##### Material for this exercise
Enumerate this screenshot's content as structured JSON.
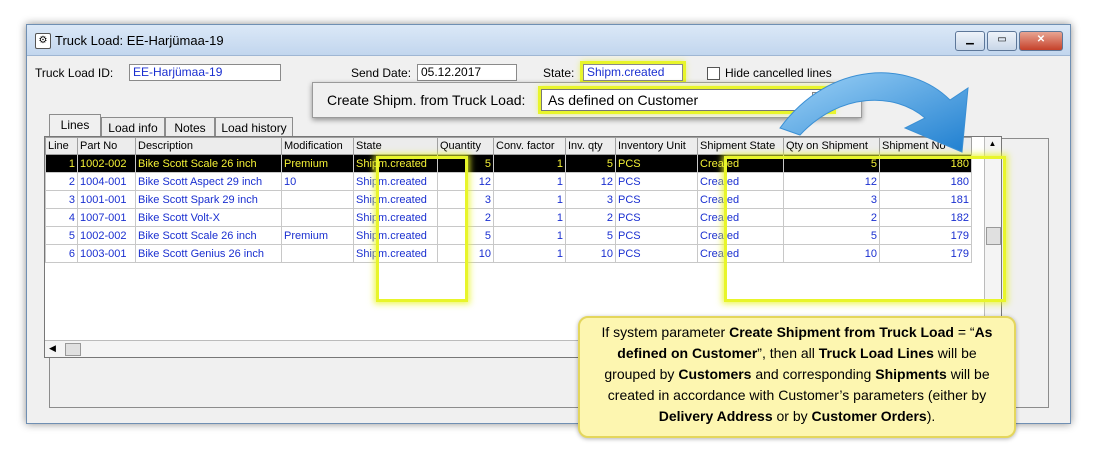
{
  "window": {
    "title": "Truck Load: EE-Harjümaa-19",
    "minimize_glyph": "▁",
    "maximize_glyph": "▭",
    "close_glyph": "✕"
  },
  "header": {
    "truck_load_id_label": "Truck Load ID:",
    "truck_load_id_value": "EE-Harjümaa-19",
    "send_date_label": "Send Date:",
    "send_date_value": "05.12.2017",
    "state_label": "State:",
    "state_value": "Shipm.created",
    "hide_cancelled_label": "Hide cancelled lines",
    "hide_cancelled_checked": false
  },
  "tabs": [
    "Lines",
    "Load info",
    "Notes",
    "Load history"
  ],
  "create_shipment": {
    "label": "Create Shipm. from Truck Load:",
    "value": "As defined on Customer"
  },
  "grid": {
    "columns": [
      "Line",
      "Part No",
      "Description",
      "Modification",
      "State",
      "Quantity",
      "Conv. factor",
      "Inv. qty",
      "Inventory Unit",
      "Shipment State",
      "Qty on Shipment",
      "Shipment No"
    ],
    "rows": [
      [
        "1",
        "1002-002",
        "Bike Scott Scale 26 inch",
        "Premium",
        "Shipm.created",
        "5",
        "1",
        "5",
        "PCS",
        "Created",
        "5",
        "180"
      ],
      [
        "2",
        "1004-001",
        "Bike Scott Aspect 29 inch",
        "10",
        "Shipm.created",
        "12",
        "1",
        "12",
        "PCS",
        "Created",
        "12",
        "180"
      ],
      [
        "3",
        "1001-001",
        "Bike Scott Spark 29 inch",
        "",
        "Shipm.created",
        "3",
        "1",
        "3",
        "PCS",
        "Created",
        "3",
        "181"
      ],
      [
        "4",
        "1007-001",
        "Bike Scott Volt-X",
        "",
        "Shipm.created",
        "2",
        "1",
        "2",
        "PCS",
        "Created",
        "2",
        "182"
      ],
      [
        "5",
        "1002-002",
        "Bike Scott Scale 26 inch",
        "Premium",
        "Shipm.created",
        "5",
        "1",
        "5",
        "PCS",
        "Created",
        "5",
        "179"
      ],
      [
        "6",
        "1003-001",
        "Bike Scott Genius 26 inch",
        "",
        "Shipm.created",
        "10",
        "1",
        "10",
        "PCS",
        "Created",
        "10",
        "179"
      ]
    ],
    "selected_row": 0
  },
  "callout": {
    "parts": [
      {
        "t": "If system parameter ",
        "b": false
      },
      {
        "t": "Create Shipment from Truck Load",
        "b": true
      },
      {
        "t": " = “",
        "b": false
      },
      {
        "t": "As defined on Customer",
        "b": true
      },
      {
        "t": "”, then all ",
        "b": false
      },
      {
        "t": "Truck Load Lines",
        "b": true
      },
      {
        "t": " will be grouped by ",
        "b": false
      },
      {
        "t": "Customers",
        "b": true
      },
      {
        "t": " and corresponding ",
        "b": false
      },
      {
        "t": "Shipments",
        "b": true
      },
      {
        "t": " will be created in accordance with Customer’s parameters (either by ",
        "b": false
      },
      {
        "t": "Delivery Address",
        "b": true
      },
      {
        "t": " or by ",
        "b": false
      },
      {
        "t": "Customer Orders",
        "b": true
      },
      {
        "t": ").",
        "b": false
      }
    ]
  },
  "colors": {
    "highlight": "#e8f52a",
    "callout_bg": "#fdf6b0",
    "arrow": "#3a9be0",
    "link_text": "#1a2fd0"
  }
}
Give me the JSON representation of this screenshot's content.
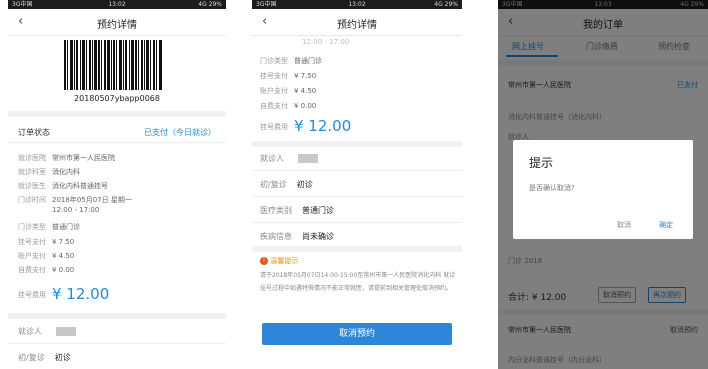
{
  "colors": {
    "accent": "#1e8be0",
    "button": "#2d86d8",
    "status_bar": "#1c1c1c"
  },
  "screen1": {
    "status": {
      "left": "3G中国",
      "center": "13:02",
      "right": "4G 29%"
    },
    "back_icon": "chevron-left-icon",
    "title": "预约详情",
    "barcode_number": "20180507ybapp0068",
    "order_status_label": "订单状态",
    "order_status_value": "已支付（今日就诊）",
    "rows": [
      {
        "k": "就诊医院",
        "v": "常州市第一人民医院"
      },
      {
        "k": "就诊科室",
        "v": "消化内科"
      },
      {
        "k": "就诊医生",
        "v": "消化内科普通挂号"
      },
      {
        "k": "门诊时间",
        "v": "2018年05月07日  星期一"
      },
      {
        "k": "",
        "v": "12:00 - 17:00"
      },
      {
        "k": "门诊类型",
        "v": "普通门诊"
      },
      {
        "k": "挂号支付",
        "v": "¥ 7.50"
      },
      {
        "k": "账户支付",
        "v": "¥ 4.50"
      },
      {
        "k": "自费支付",
        "v": "¥ 0.00"
      }
    ],
    "total": {
      "k": "挂号费用",
      "v": "¥ 12.00"
    },
    "patient_label": "就诊人",
    "visit_label": "初/复诊",
    "visit_value": "初诊"
  },
  "screen2": {
    "status": {
      "left": "3G中国",
      "center": "13:02",
      "right": "4G 29%"
    },
    "back_icon": "chevron-left-icon",
    "title": "预约详情",
    "partial_top": "12:00 - 17:00",
    "rows": [
      {
        "k": "门诊类型",
        "v": "普通门诊"
      },
      {
        "k": "挂号支付",
        "v": "¥ 7.50"
      },
      {
        "k": "账户支付",
        "v": "¥ 4.50"
      },
      {
        "k": "自费支付",
        "v": "¥ 0.00"
      }
    ],
    "total": {
      "k": "挂号费用",
      "v": "¥ 12.00"
    },
    "fields": [
      {
        "k": "就诊人",
        "v": ""
      },
      {
        "k": "初/复诊",
        "v": "初诊"
      },
      {
        "k": "医疗类别",
        "v": "普通门诊"
      },
      {
        "k": "疾病信息",
        "v": "尚未确诊"
      }
    ],
    "notice_title": "温馨提示",
    "notice_line1": "请于2018年05月07日14:00-15:00至常州市第一人民医院消化内科 就诊",
    "notice_line2": "挂号过程中如遇特殊情况不能正常就医，请提前到相关管理处取消预约。",
    "cancel_button": "取消预约"
  },
  "screen3": {
    "status": {
      "left": "3G中国",
      "center": "13:03",
      "right": "4G 29%"
    },
    "back_icon": "chevron-left-icon",
    "title": "我的订单",
    "tabs": [
      "网上挂号",
      "门诊缴费",
      "预约检查"
    ],
    "bg_hospital": "常州市第一人民医院",
    "bg_status": "已支付",
    "bg_dept": "消化内科普通挂号（消化内科）",
    "bg_patient": "就诊人",
    "bg_clinic": "门诊 2018",
    "bg_total": "合计: ¥ 12.00",
    "bg_btn1": "取消预约",
    "bg_btn2": "再次预约",
    "bg_hospital2": "常州市第一人民医院",
    "bg_status2": "取消预约",
    "bg_dept2": "内分泌科普通挂号（内分泌科）",
    "dialog_title": "提示",
    "dialog_message": "是否确认取消?",
    "dialog_cancel": "取消",
    "dialog_ok": "确定"
  }
}
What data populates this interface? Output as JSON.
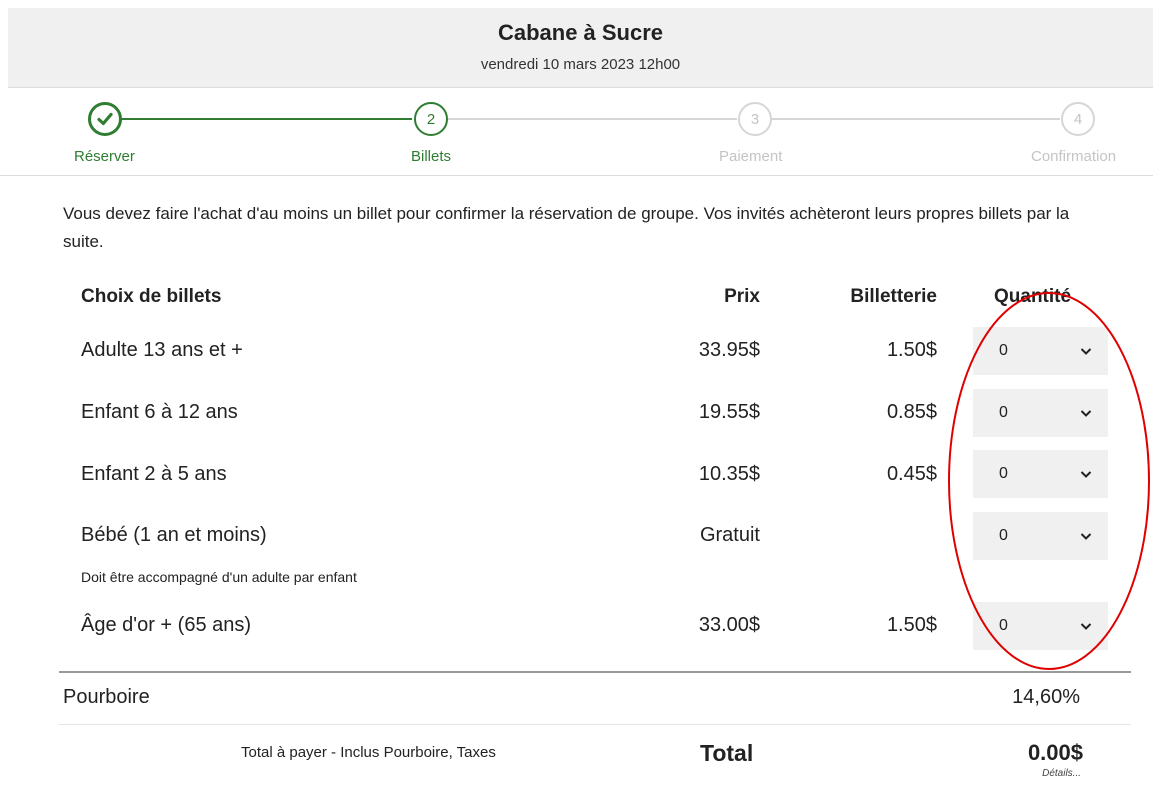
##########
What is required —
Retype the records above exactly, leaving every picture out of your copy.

Exercise response —
Enumerate this screenshot's content as structured JSON.
{
  "window": {
    "title": "Truck Load: EE-Harjümaa-19",
    "minimize_glyph": "▁",
    "maximize_glyph": "▭",
    "close_glyph": "✕"
  },
  "header": {
    "truck_load_id_label": "Truck Load ID:",
    "truck_load_id_value": "EE-Harjümaa-19",
    "send_date_label": "Send Date:",
    "send_date_value": "05.12.2017",
    "state_label": "State:",
    "state_value": "Shipm.created",
    "hide_cancelled_label": "Hide cancelled lines",
    "hide_cancelled_checked": false
  },
  "tabs": [
    "Lines",
    "Load info",
    "Notes",
    "Load history"
  ],
  "create_shipment": {
    "label": "Create Shipm. from Truck Load:",
    "value": "As defined on Customer"
  },
  "grid": {
    "columns": [
      "Line",
      "Part No",
      "Description",
      "Modification",
      "State",
      "Quantity",
      "Conv. factor",
      "Inv. qty",
      "Inventory Unit",
      "Shipment State",
      "Qty on Shipment",
      "Shipment No"
    ],
    "rows": [
      [
        "1",
        "1002-002",
        "Bike Scott Scale 26 inch",
        "Premium",
        "Shipm.created",
        "5",
        "1",
        "5",
        "PCS",
        "Created",
        "5",
        "180"
      ],
      [
        "2",
        "1004-001",
        "Bike Scott Aspect 29 inch",
        "10",
        "Shipm.created",
        "12",
        "1",
        "12",
        "PCS",
        "Created",
        "12",
        "180"
      ],
      [
        "3",
        "1001-001",
        "Bike Scott Spark 29 inch",
        "",
        "Shipm.created",
        "3",
        "1",
        "3",
        "PCS",
        "Created",
        "3",
        "181"
      ],
      [
        "4",
        "1007-001",
        "Bike Scott Volt-X",
        "",
        "Shipm.created",
        "2",
        "1",
        "2",
        "PCS",
        "Created",
        "2",
        "182"
      ],
      [
        "5",
        "1002-002",
        "Bike Scott Scale 26 inch",
        "Premium",
        "Shipm.created",
        "5",
        "1",
        "5",
        "PCS",
        "Created",
        "5",
        "179"
      ],
      [
        "6",
        "1003-001",
        "Bike Scott Genius 26 inch",
        "",
        "Shipm.created",
        "10",
        "1",
        "10",
        "PCS",
        "Created",
        "10",
        "179"
      ]
    ],
    "selected_row": 0
  },
  "callout": {
    "parts": [
      {
        "t": "If system parameter ",
        "b": false
      },
      {
        "t": "Create Shipment from Truck Load",
        "b": true
      },
      {
        "t": " = “",
        "b": false
      },
      {
        "t": "As defined on Customer",
        "b": true
      },
      {
        "t": "”, then all ",
        "b": false
      },
      {
        "t": "Truck Load Lines",
        "b": true
      },
      {
        "t": " will be grouped by ",
        "b": false
      },
      {
        "t": "Customers",
        "b": true
      },
      {
        "t": " and corresponding ",
        "b": false
      },
      {
        "t": "Shipments",
        "b": true
      },
      {
        "t": " will be created in accordance with Customer’s parameters (either by ",
        "b": false
      },
      {
        "t": "Delivery Address",
        "b": true
      },
      {
        "t": " or by ",
        "b": false
      },
      {
        "t": "Customer Orders",
        "b": true
      },
      {
        "t": ").",
        "b": false
      }
    ]
  },
  "colors": {
    "highlight": "#e8f52a",
    "callout_bg": "#fdf6b0",
    "arrow": "#3a9be0",
    "link_text": "#1a2fd0"
  }
}
Give me the JSON representation of this screenshot's content.
{
  "colors": {
    "accent": "#1e8be0",
    "button": "#2d86d8",
    "status_bar": "#1c1c1c"
  },
  "screen1": {
    "status": {
      "left": "3G中国",
      "center": "13:02",
      "right": "4G 29%"
    },
    "back_icon": "chevron-left-icon",
    "title": "预约详情",
    "barcode_number": "20180507ybapp0068",
    "order_status_label": "订单状态",
    "order_status_value": "已支付（今日就诊）",
    "rows": [
      {
        "k": "就诊医院",
        "v": "常州市第一人民医院"
      },
      {
        "k": "就诊科室",
        "v": "消化内科"
      },
      {
        "k": "就诊医生",
        "v": "消化内科普通挂号"
      },
      {
        "k": "门诊时间",
        "v": "2018年05月07日  星期一"
      },
      {
        "k": "",
        "v": "12:00 - 17:00"
      },
      {
        "k": "门诊类型",
        "v": "普通门诊"
      },
      {
        "k": "挂号支付",
        "v": "¥ 7.50"
      },
      {
        "k": "账户支付",
        "v": "¥ 4.50"
      },
      {
        "k": "自费支付",
        "v": "¥ 0.00"
      }
    ],
    "total": {
      "k": "挂号费用",
      "v": "¥ 12.00"
    },
    "patient_label": "就诊人",
    "visit_label": "初/复诊",
    "visit_value": "初诊"
  },
  "screen2": {
    "status": {
      "left": "3G中国",
      "center": "13:02",
      "right": "4G 29%"
    },
    "back_icon": "chevron-left-icon",
    "title": "预约详情",
    "partial_top": "12:00 - 17:00",
    "rows": [
      {
        "k": "门诊类型",
        "v": "普通门诊"
      },
      {
        "k": "挂号支付",
        "v": "¥ 7.50"
      },
      {
        "k": "账户支付",
        "v": "¥ 4.50"
      },
      {
        "k": "自费支付",
        "v": "¥ 0.00"
      }
    ],
    "total": {
      "k": "挂号费用",
      "v": "¥ 12.00"
    },
    "fields": [
      {
        "k": "就诊人",
        "v": ""
      },
      {
        "k": "初/复诊",
        "v": "初诊"
      },
      {
        "k": "医疗类别",
        "v": "普通门诊"
      },
      {
        "k": "疾病信息",
        "v": "尚未确诊"
      }
    ],
    "notice_title": "温馨提示",
    "notice_line1": "请于2018年05月07日14:00-15:00至常州市第一人民医院消化内科 就诊",
    "notice_line2": "挂号过程中如遇特殊情况不能正常就医，请提前到相关管理处取消预约。",
    "cancel_button": "取消预约"
  },
  "screen3": {
    "status": {
      "left": "3G中国",
      "center": "13:03",
      "right": "4G 29%"
    },
    "back_icon": "chevron-left-icon",
    "title": "我的订单",
    "tabs": [
      "网上挂号",
      "门诊缴费",
      "预约检查"
    ],
    "bg_hospital": "常州市第一人民医院",
    "bg_status": "已支付",
    "bg_dept": "消化内科普通挂号（消化内科）",
    "bg_patient": "就诊人",
    "bg_clinic": "门诊 2018",
    "bg_total": "合计: ¥ 12.00",
    "bg_btn1": "取消预约",
    "bg_btn2": "再次预约",
    "bg_hospital2": "常州市第一人民医院",
    "bg_status2": "取消预约",
    "bg_dept2": "内分泌科普通挂号（内分泌科）",
    "dialog_title": "提示",
    "dialog_message": "是否确认取消?",
    "dialog_cancel": "取消",
    "dialog_ok": "确定"
  }
}
What data populates this interface? Output as JSON.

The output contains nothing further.